For the leadership aspect, do this: Bring a ‘problem employee’ into the room and challenge your applicant to learn how and why the employee isn’t performing, and then task them to craft a corrective action plan on the fly. If they can perform admirably on the spot, with no warning, and with zero assistance, hire them. If they can’t, see if there’s a less demanding position where they might contribute while you mentor them. Leadership is a function of getting results from people, not from products.
As for the cynicism aspect, do this: Present your applicant one of the many security warnings that flooded the community last week about the disposable mi-fi appliance that shipped in some copies of Forbes. Ask them to evaluate the actual security risk and to draft a plan on the fly to protect the organization from it. If the applicant slings some horse crap about how the little mi-fi toy could bring down Western civilization, politely show them the door and shred their CV. If, on the other hand, they talk about taking reasonable precautions and suggest some practical user education, put them on your short list as a contender.
Even if we’re not receiving the consideration that we might deserve, that’s okay.

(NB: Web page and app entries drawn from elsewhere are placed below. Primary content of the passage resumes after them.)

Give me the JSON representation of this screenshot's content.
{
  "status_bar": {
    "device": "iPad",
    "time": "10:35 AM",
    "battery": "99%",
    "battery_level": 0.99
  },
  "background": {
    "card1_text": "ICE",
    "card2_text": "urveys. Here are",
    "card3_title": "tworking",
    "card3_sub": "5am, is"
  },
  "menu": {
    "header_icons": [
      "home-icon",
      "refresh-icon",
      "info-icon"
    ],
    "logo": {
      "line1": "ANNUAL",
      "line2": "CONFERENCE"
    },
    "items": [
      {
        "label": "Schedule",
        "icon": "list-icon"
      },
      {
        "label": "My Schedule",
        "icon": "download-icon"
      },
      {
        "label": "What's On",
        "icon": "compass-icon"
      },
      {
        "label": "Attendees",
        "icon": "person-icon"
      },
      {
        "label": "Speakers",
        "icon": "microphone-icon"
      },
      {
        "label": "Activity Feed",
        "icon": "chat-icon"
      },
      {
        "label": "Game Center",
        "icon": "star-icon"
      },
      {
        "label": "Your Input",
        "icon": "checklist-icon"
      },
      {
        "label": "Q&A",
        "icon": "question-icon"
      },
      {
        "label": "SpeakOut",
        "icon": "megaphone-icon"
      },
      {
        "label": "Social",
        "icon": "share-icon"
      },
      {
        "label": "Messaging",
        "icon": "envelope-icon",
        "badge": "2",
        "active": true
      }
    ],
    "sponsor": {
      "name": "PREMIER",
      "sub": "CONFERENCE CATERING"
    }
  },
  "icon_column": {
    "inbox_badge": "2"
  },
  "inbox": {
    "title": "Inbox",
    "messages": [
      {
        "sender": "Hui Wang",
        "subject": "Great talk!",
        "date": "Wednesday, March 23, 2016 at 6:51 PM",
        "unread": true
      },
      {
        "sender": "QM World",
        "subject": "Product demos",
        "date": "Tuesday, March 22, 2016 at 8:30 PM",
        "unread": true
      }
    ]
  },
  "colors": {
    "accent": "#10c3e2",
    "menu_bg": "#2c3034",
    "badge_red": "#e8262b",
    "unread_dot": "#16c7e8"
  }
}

IT leadership still has an important role to play. No matter what people might allege, we’re critical to conducting business. We’re necessary. That doesn’t mean that we’re necessarily appreciated or respected … and that’s okay. In order to be taken seriously as profession, we need to demonstrate that we understand our business, our bosses, our co-workers, our market and our own limitations. We need to clearly communicate that we’re as committed to the operation as everyone else in the office. Finally, we need to be sure that we’re presenting ourselves as reasonable, approachable, and authentic people – not mythic or arcane caricatures straight out of pop culture.
The magic unicorn archetype might have fit for a Top Geek in the 1970s, but we’ve evolved beyond that. Next time you’re in an impossible interview for a top IT job, help the selection panel understand that you’re not ‘Gandalf the Grey’; you’re just Bob Gandalf, the friendly bloke from Systems & Network, and you’re here to help. Let’s all do our best to help obliterate the myths about our profession that make our lives so unnecessarily difficult.
 1st May 2013 edition, page 4, paragraph 3.
 This director was eventually relieved for cause after misrepresenting the IT department’s architecture to the board of directors. In that same outfit, at about the same tie, the company’s CFO was relieved for cause once it was discovered that the man couldn’t use Microsoft Excel. Small wonder, then, that the company folded not long after.